Now that we’ve had a bit more time to absorb and accept the bitter disappointment of Manu Samoa’s loss to a considerably weakened Wales team at Apia Park last weekend, it’s time to demand some accountability from the Manu Samoa in terms of our recent results.
Yes it’s disappointing that from two test matches; we’ve had no win.
But that’s not really the point. It’s the way in which these games have been lost that has really incensed supporters here and all over the world.
Last Friday, the outcome at Apia Park was difficult to accept when we think about the proud history of this team at international rugby.
Despite the humiliating result against the All Blacks, our people kept the faith. They did not give up on the Manu Samoa. They braved the rain to cheer on their boys in blue.
But what they got was yet another disappointing performance.
Ladies and gentlemen, you can only stay positive for so long. We can keep telling ourselves that it will come right one day but when you just don’t see that, it’s time to find some answers and fix the problem.
The question is what has happened to the Manu Samoa?
How did a team, which was once the pride of the nation, become such a sad sight to watch? Where did it go wrong? And what can we do from here onwards to lift the performance of this team?
As part of the accountability process, these are questions we have to ask ourselves. And there is no one size fits all kind of answer. There are many answers.
You have your views and we have ours. Without a doubt, all these views matter from issues with the coaching staff, players, administration, S.R.U and so forth.
All these points are valid – as long as they are presented constructively - and no doubt, they will all contribute towards a better Manu Samoa.
The frontpage story in yesterday’s Samoa Observer, where coach Namulauulu Alama Ieremia expressed how gutted he was about the result pretty much sums up the feeling on these shores.
It was good to see the coach fronting up. At the end of the day, win or lose, he is responsible. And so are the players – especially some of the senior players in the team. Some of them really let their teammates down on Friday night.
It seems everyone else is being held accountable except for the players. They too must be held accountable for their performance. Judging by the way they played on Friday night, some senior players should seriously reconsider their desire to continue.
No one would question their commitment to the jersey. They have served Samoa well and we say thank you.
But let’s be realistic, there is a reason why used by dates are important. Just because you’re expired doesn’t mean you are bad. It’s just that your time is up and maybe it’s time to let someone else have a go.
Besides, rugby nowadays is such a fast paced sport made for young men who are full of energy. Look at how young guys like Rieko Ioane and the lads his age are wreaking havoc on their opponents.
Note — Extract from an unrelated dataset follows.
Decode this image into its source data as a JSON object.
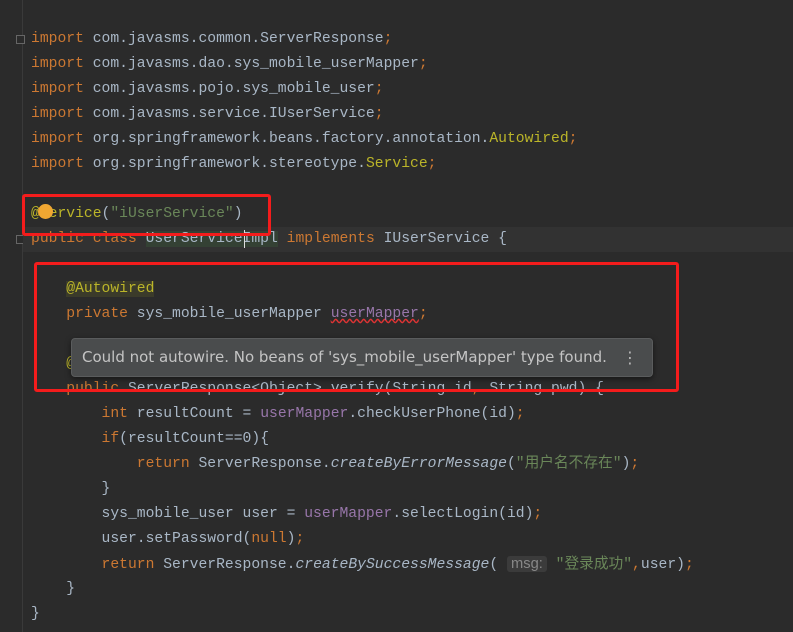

Manu Samoa can learn a lot from that.
Aside from the players, from where we stand, we believe that we can get all technical until we are blue in the face but if we don’t fix the foundational issues within Samoan rugby, this Manu Samoa team is not going anywhere in a hurry.
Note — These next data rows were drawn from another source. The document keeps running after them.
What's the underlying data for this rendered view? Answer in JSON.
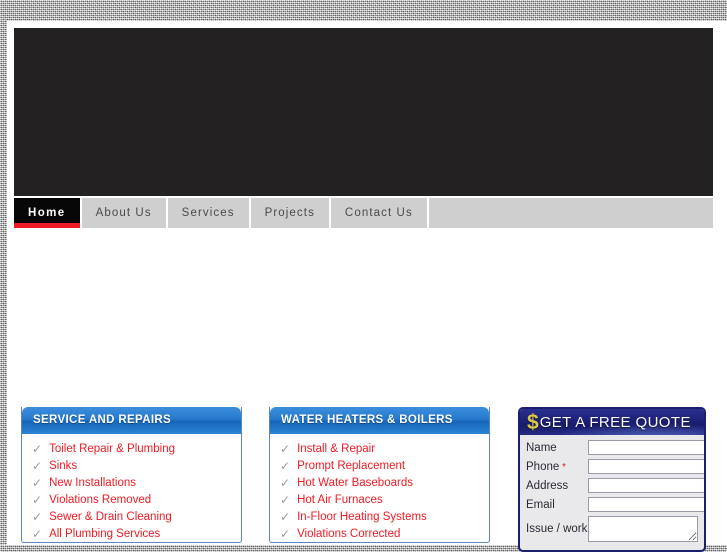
{
  "nav": {
    "items": [
      {
        "label": "Home",
        "active": true
      },
      {
        "label": "About Us",
        "active": false
      },
      {
        "label": "Services",
        "active": false
      },
      {
        "label": "Projects",
        "active": false
      },
      {
        "label": "Contact Us",
        "active": false
      }
    ]
  },
  "panels": [
    {
      "id": "services",
      "title": "SERVICE AND REPAIRS",
      "items": [
        "Toilet Repair & Plumbing",
        "Sinks",
        "New Installations",
        "Violations Removed",
        "Sewer & Drain Cleaning",
        "All Plumbing Services"
      ]
    },
    {
      "id": "heaters",
      "title": "WATER HEATERS & BOILERS",
      "items": [
        "Install & Repair",
        "Prompt Replacement",
        "Hot Water Baseboards",
        "Hot Air Furnaces",
        "In-Floor Heating Systems",
        "Violations Corrected"
      ]
    }
  ],
  "quote": {
    "icon": "dollar-sign-icon",
    "icon_glyph": "$",
    "title": "GET A FREE QUOTE",
    "fields": [
      {
        "label": "Name",
        "required": false,
        "value": "",
        "type": "text"
      },
      {
        "label": "Phone",
        "required": true,
        "value": "",
        "type": "text"
      },
      {
        "label": "Address",
        "required": false,
        "value": "",
        "type": "text"
      },
      {
        "label": "Email",
        "required": false,
        "value": "",
        "type": "text"
      },
      {
        "label": "Issue / work",
        "required": false,
        "value": "",
        "type": "textarea"
      }
    ],
    "required_marker": "*"
  },
  "colors": {
    "accent_red": "#ef1b24",
    "panel_blue": "#2579cb",
    "quote_navy": "#1e2279",
    "dollar_gold": "#d9c84a",
    "banner_dark": "#232122",
    "nav_gray": "#cfcfcf"
  }
}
The same goes for all the other teams - including the Manu Samoa Sevens.
The point is that we cannot just blame the coaching staff and the players. To do so would be foolish.
You see winning teams and champion teams are often determined by policies and plans decided within boardrooms.
In this case, the buck stops with the Samoa Rugby Union. The point is that it’s not just Manu Samoa. It’s about Samoan rugby, the processes, transparency, accountability and what needs to be done right.
And it comes down to the little things such as the treatment of young players like Ethan Edward Lolesio. Think of Ethan as the future of Samoan rugby. What hope does Manu Samoa have if he is mistreated at that young age?
Samoan rugby has got to get better. The systems have got to be better. And it’s more than just changing coaches.
Over the years, we’ve changed countless coaches. We’ve lost count of how many coaches have been sacked and changed and yet the results have remained poor.
We can sack Namulauulu tomorrow and we guarantee you that the results will remain the same. Only until the system is fixed, then we will start to see some results.
What do you think?